Over the past few years, luxury cruising has won itself a reputation as an incredibly cost effective way to travel. In comparison, the cost of living in London has sky-rocketed to an unbelievable high. With a little research and number crunching, we’ve discovered that the cost of living on a cruise ship comes in at significantly cheaper than the cost of living in Britain’s pricey capital.
While we’re not suggesting that everyone shuts up shop and heads for the high seas, it does prove that cruising is an incredibly cost effective way to travel, no matter where you live!
Breaking the bank in the big smoke
According to Expatistan, the cost of monthly rent for an 85 m2 (900 Sqft) furnished accommodation in a normal area is £1,962. One month of utilities comes in at £177, plus public transport at around £130. Throw in £200 worth of food and £200 on leisure activities/entertainment, and you’ve quickly racked up a huge £2700 worth of monthly expenses. With extras such as council tax, gym memberships, vehicle expenses, household items and other services, and you’re soon looking at almost £2900 a month. This equates to around £97 a day.
Alternatively, embarking on an all-inclusive round the world cruise for 120 days costs around £10,624, and that’s including a 25% singles supplement. That rings in at just £88.50 a day. For couples wanting to switch life in the big smoke for months on end of sailing, it’s even cheaper. Similarly, a 14 night Central Mediterranean cruise on Independence of the Seas is currently selling for £699 per person, which equates to just £50 a day. Fancy heading to Spain, the US and the British Virgin Islands? With Norwegian’s 21 night ‘Best of the Caribbean’ cruise passengers can live the high life just over £76 a day. And this is just the beginning of what’s on offer…
A cheaper way to travel (or live)
Living on a cruise ship may sound like a farfetched idea, but for plenty of cash savvy, luxury seeking travellers, it’s a reality. Beatrice Muller is a well-known British cruise ship resident who lived on Cunard’s QE2 for eight years.
“My priorities on this ship are ballroom dancing, playing duplicate bridge, and trying not to eat – not necessarily in that order,” she revealed in an interview with Telegraph Travel in 2006.

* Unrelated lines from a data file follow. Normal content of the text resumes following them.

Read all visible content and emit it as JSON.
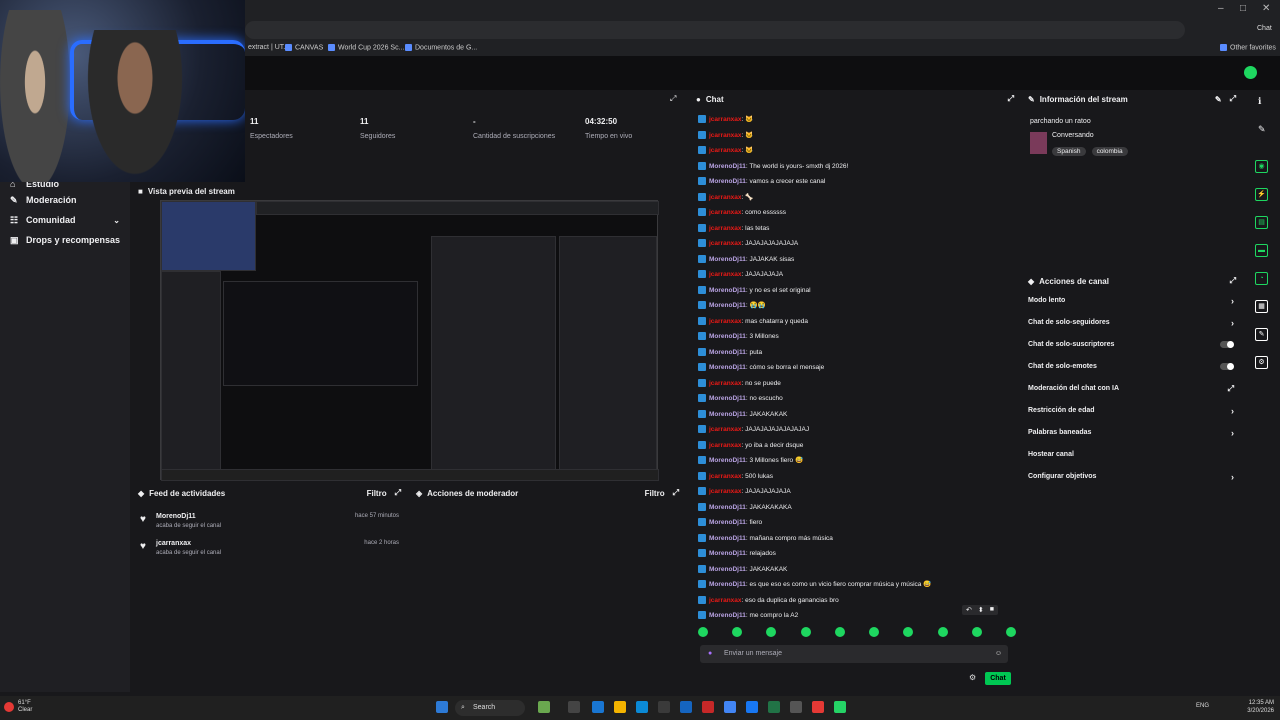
{
  "browser": {
    "window_controls": [
      "–",
      "□",
      "✕"
    ],
    "profile_label": "Chat",
    "bookmarks": [
      {
        "label": "extract | UT..."
      },
      {
        "label": "CANVAS"
      },
      {
        "label": "World Cup 2026 Sc..."
      },
      {
        "label": "Documentos de G..."
      }
    ],
    "other_favorites": "Other favorites"
  },
  "nav": {
    "items": [
      {
        "label": "Estudio",
        "icon": "home-icon"
      },
      {
        "label": "Moderación",
        "icon": "wrench-icon"
      },
      {
        "label": "Comunidad",
        "icon": "community-icon",
        "chevron": "⌄"
      },
      {
        "label": "Drops y recompensas",
        "icon": "gift-icon"
      }
    ]
  },
  "stats": [
    {
      "value": "11",
      "label": "Espectadores"
    },
    {
      "value": "11",
      "label": "Seguidores"
    },
    {
      "value": "-",
      "label": "Cantidad de suscripciones"
    },
    {
      "value": "04:32:50",
      "label": "Tiempo en vivo"
    }
  ],
  "preview": {
    "title": "Vista previa del stream"
  },
  "feed": {
    "title": "Feed de actividades",
    "filter": "Filtro",
    "items": [
      {
        "name": "MorenoDj11",
        "action": "acaba de seguir el canal",
        "time": "hace 57 minutos"
      },
      {
        "name": "jcarranxax",
        "action": "acaba de seguir el canal",
        "time": "hace 2 horas"
      }
    ]
  },
  "mod_actions": {
    "title": "Acciones de moderador",
    "filter": "Filtro"
  },
  "chat": {
    "title": "Chat",
    "placeholder": "Enviar un mensaje",
    "send_label": "Chat",
    "messages": [
      {
        "user": "jcarranxax",
        "type": "u2",
        "text": ": 🐱"
      },
      {
        "user": "jcarranxax",
        "type": "u2",
        "text": ": 🐱"
      },
      {
        "user": "jcarranxax",
        "type": "u2",
        "text": ": 🐱"
      },
      {
        "user": "MorenoDj11",
        "type": "u1",
        "text": ": The world is yours- smxth dj 2026!"
      },
      {
        "user": "MorenoDj11",
        "type": "u1",
        "text": ": vamos a crecer este canal"
      },
      {
        "user": "jcarranxax",
        "type": "u2",
        "text": ": 🦴"
      },
      {
        "user": "jcarranxax",
        "type": "u2",
        "text": ": como essssss"
      },
      {
        "user": "jcarranxax",
        "type": "u2",
        "text": ": las tetas"
      },
      {
        "user": "jcarranxax",
        "type": "u2",
        "text": ": JAJAJAJAJAJAJA"
      },
      {
        "user": "MorenoDj11",
        "type": "u1",
        "text": ": JAJAKAK sisas"
      },
      {
        "user": "jcarranxax",
        "type": "u2",
        "text": ": JAJAJAJAJA"
      },
      {
        "user": "MorenoDj11",
        "type": "u1",
        "text": ": y no es el set original"
      },
      {
        "user": "MorenoDj11",
        "type": "u1",
        "text": ": 😭😭"
      },
      {
        "user": "jcarranxax",
        "type": "u2",
        "text": ": mas chatarra y queda"
      },
      {
        "user": "MorenoDj11",
        "type": "u1",
        "text": ": 3 Millones"
      },
      {
        "user": "MorenoDj11",
        "type": "u1",
        "text": ": puta"
      },
      {
        "user": "MorenoDj11",
        "type": "u1",
        "text": ": cómo se borra el mensaje"
      },
      {
        "user": "jcarranxax",
        "type": "u2",
        "text": ": no se puede"
      },
      {
        "user": "MorenoDj11",
        "type": "u1",
        "text": ": no escucho"
      },
      {
        "user": "MorenoDj11",
        "type": "u1",
        "text": ": JAKAKAKAK"
      },
      {
        "user": "jcarranxax",
        "type": "u2",
        "text": ": JAJAJAJAJAJAJAJAJ"
      },
      {
        "user": "jcarranxax",
        "type": "u2",
        "text": ": yo iba a decir dsque"
      },
      {
        "user": "MorenoDj11",
        "type": "u1",
        "text": ": 3 Millones fiero 😅"
      },
      {
        "user": "jcarranxax",
        "type": "u2",
        "text": ": 500 lukas"
      },
      {
        "user": "jcarranxax",
        "type": "u2",
        "text": ": JAJAJAJAJAJA"
      },
      {
        "user": "MorenoDj11",
        "type": "u1",
        "text": ": JAKAKAKAKA"
      },
      {
        "user": "MorenoDj11",
        "type": "u1",
        "text": ": fiero"
      },
      {
        "user": "MorenoDj11",
        "type": "u1",
        "text": ": mañana compro más música"
      },
      {
        "user": "MorenoDj11",
        "type": "u1",
        "text": ": relajados"
      },
      {
        "user": "MorenoDj11",
        "type": "u1",
        "text": ": JAKAKAKAK"
      },
      {
        "user": "MorenoDj11",
        "type": "u1",
        "text": ": es que eso es como un vicio fiero comprar música y música 😅"
      },
      {
        "user": "jcarranxax",
        "type": "u2",
        "text": ": eso da duplica de ganancias bro"
      },
      {
        "user": "MorenoDj11",
        "type": "u1",
        "text": ": me compro la A2"
      }
    ]
  },
  "info": {
    "title": "Información del stream",
    "stream_title": "parchando un ratoo",
    "category": "Conversando",
    "tags": [
      "Spanish",
      "colombia"
    ]
  },
  "channel_actions": {
    "title": "Acciones de canal",
    "items": [
      {
        "label": "Modo lento",
        "control": "arrow"
      },
      {
        "label": "Chat de solo-seguidores",
        "control": "arrow"
      },
      {
        "label": "Chat de solo-suscriptores",
        "control": "toggle"
      },
      {
        "label": "Chat de solo-emotes",
        "control": "toggle"
      },
      {
        "label": "Moderación del chat con IA",
        "control": "ext"
      },
      {
        "label": "Restricción de edad",
        "control": "arrow"
      },
      {
        "label": "Palabras baneadas",
        "control": "arrow"
      },
      {
        "label": "Hostear canal",
        "control": "none"
      },
      {
        "label": "Configurar objetivos",
        "control": "arrow"
      }
    ]
  },
  "taskbar": {
    "weather_temp": "61°F",
    "weather_desc": "Clear",
    "search": "Search",
    "lang": "ENG",
    "time": "12:35 AM",
    "date": "3/20/2026"
  },
  "colors": {
    "accent_green": "#1ed760",
    "user_purple": "#b9a3e3",
    "user_red": "#e91916",
    "bg": "#18181b"
  }
}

In 2015, 86-year-old US resident Lee Wachtstatter also confirmed that she’d spent a decade aboard Crystal Serenity, describing it as a “stress-free, fairy-tale” lifestyle.
“My husband Mason introduced me to cruising,” Wachtstatter added. “He was a banker and real estate appraiser and taught me to love cruising. During our 50-year marriage we took 89 cruises. The day before my husband died of cancer in 1997, he told me, ‘Don’t stop cruising’. So here I am…”